And… since Scrum is indeed a very good “tool” to bring the problems in-your-face without any mercy in a daily manner.

So without even getting into the continuous improvement possibilities with mother-in-laws, I really liked the Mother-In-Law allegory :)

By the way, with great anticipation I have proudly joined the Haiku contest @ the famous Ktorium – Wish me luck! :)

→ No CommentsTags: Agile · People · Project Management · Scrum · Software Management

Project Management Tips

October 25th, 2008 by Moti Karmona | מוטי קרמונה · 2 Comments

“All my best thoughts were stolen by the ancients”Ralph Waldo Emerson

Jerry Madden retired from NASA in 1995 as Associate Director of Flight Projects at Goddard Space Flight Center.
During his distinguished 37-year career, he have collected more than 100 observations about project management

IMHO, these are the best three:

(#14) Never ask management to make a decision that you can make. Assume you have the authority to make decisions unless you know there is a document that states unequivocally that you cannot.

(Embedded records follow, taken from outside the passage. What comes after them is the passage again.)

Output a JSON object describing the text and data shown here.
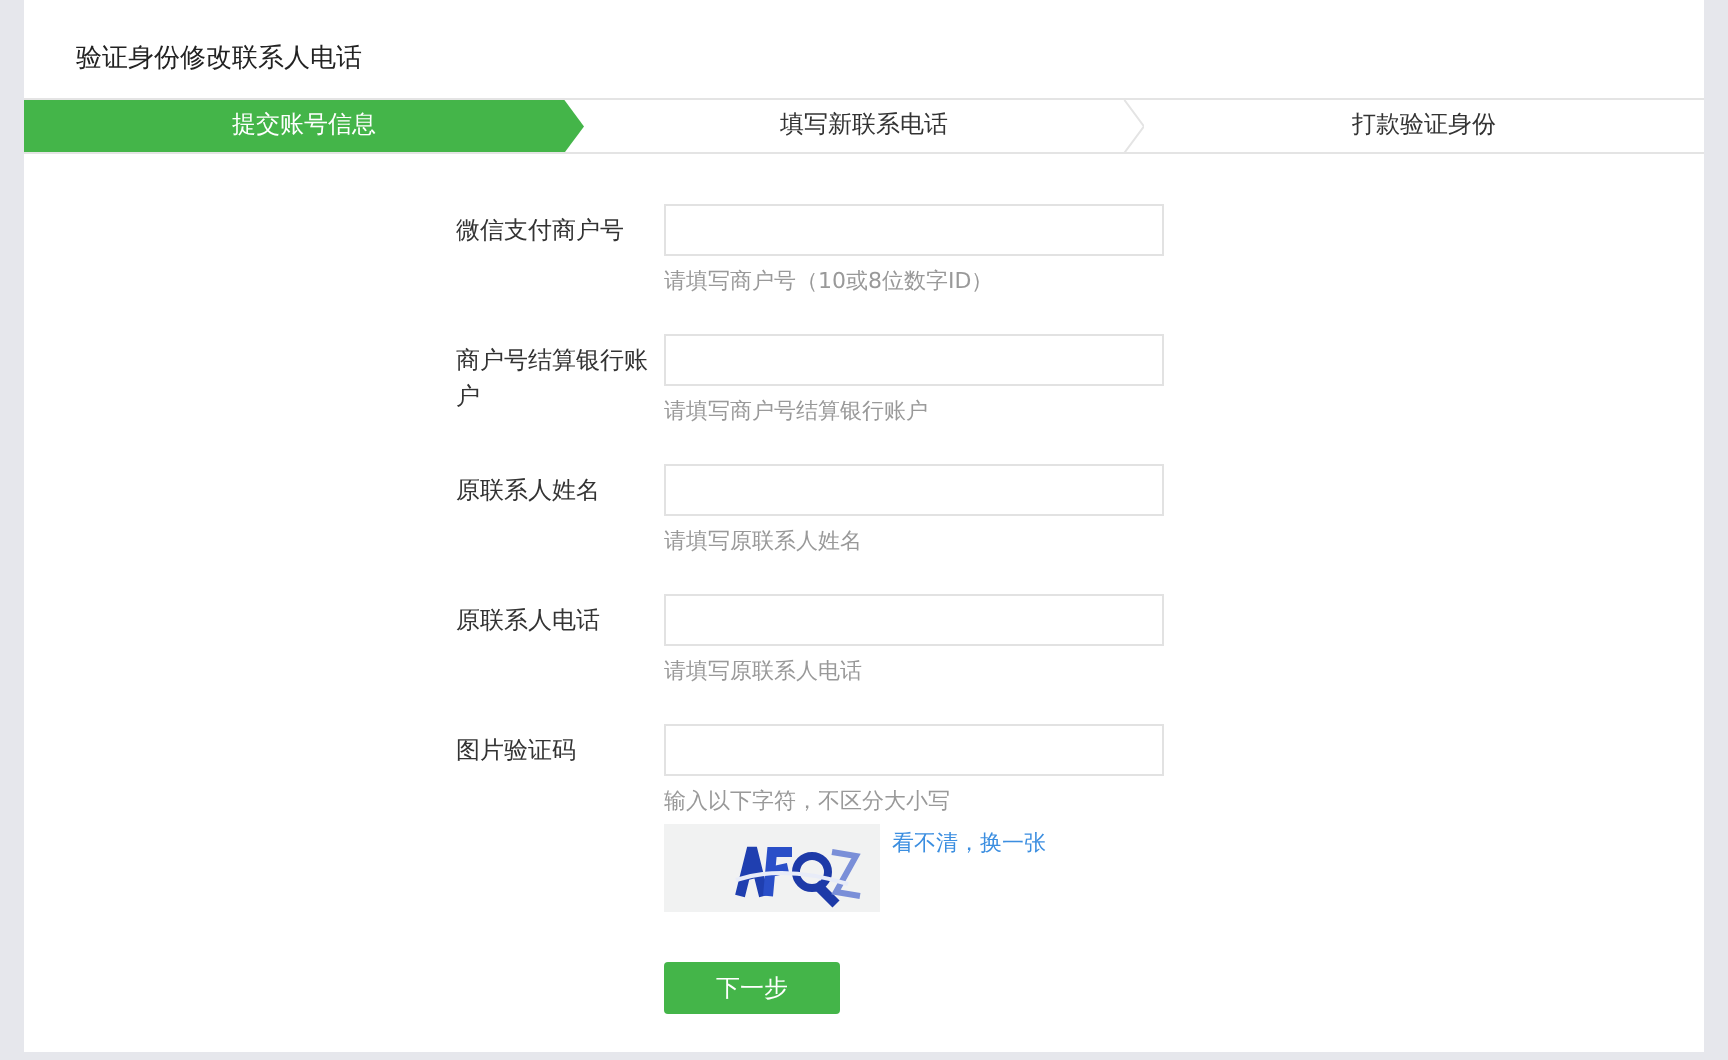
{
  "page": {
    "title": "验证身份修改联系人电话"
  },
  "steps": [
    {
      "label": "提交账号信息",
      "selected": true
    },
    {
      "label": "填写新联系电话",
      "selected": false
    },
    {
      "label": "打款验证身份",
      "selected": false
    }
  ],
  "form": {
    "fields": [
      {
        "label": "微信支付商户号",
        "hint": "请填写商户号（10或8位数字ID）"
      },
      {
        "label": "商户号结算银行账户",
        "hint": "请填写商户号结算银行账户"
      },
      {
        "label": "原联系人姓名",
        "hint": "请填写原联系人姓名"
      },
      {
        "label": "原联系人电话",
        "hint": "请填写原联系人电话"
      },
      {
        "label": "图片验证码",
        "hint": "输入以下字符，不区分大小写",
        "kind": "captcha",
        "refresh_link": "看不清，换一张"
      }
    ],
    "submit": "下一步"
  }
}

// I have deleted the last part since I really think that people should strive to make decisions even if there is a document that states that you can’t…

(#16) Never make excuses; instead, present plans of actions to be taken

// IMHO, NO Results with a GOOD excuse will never even resemble Results

(#59) Running does not take the place of thinking. For yourself, you must take time to smell the roses. For your work, you must take time to understand the consequences of your actions.

//You better THINK!

→ 2 CommentsTags: Leadership · Project Management · Software Management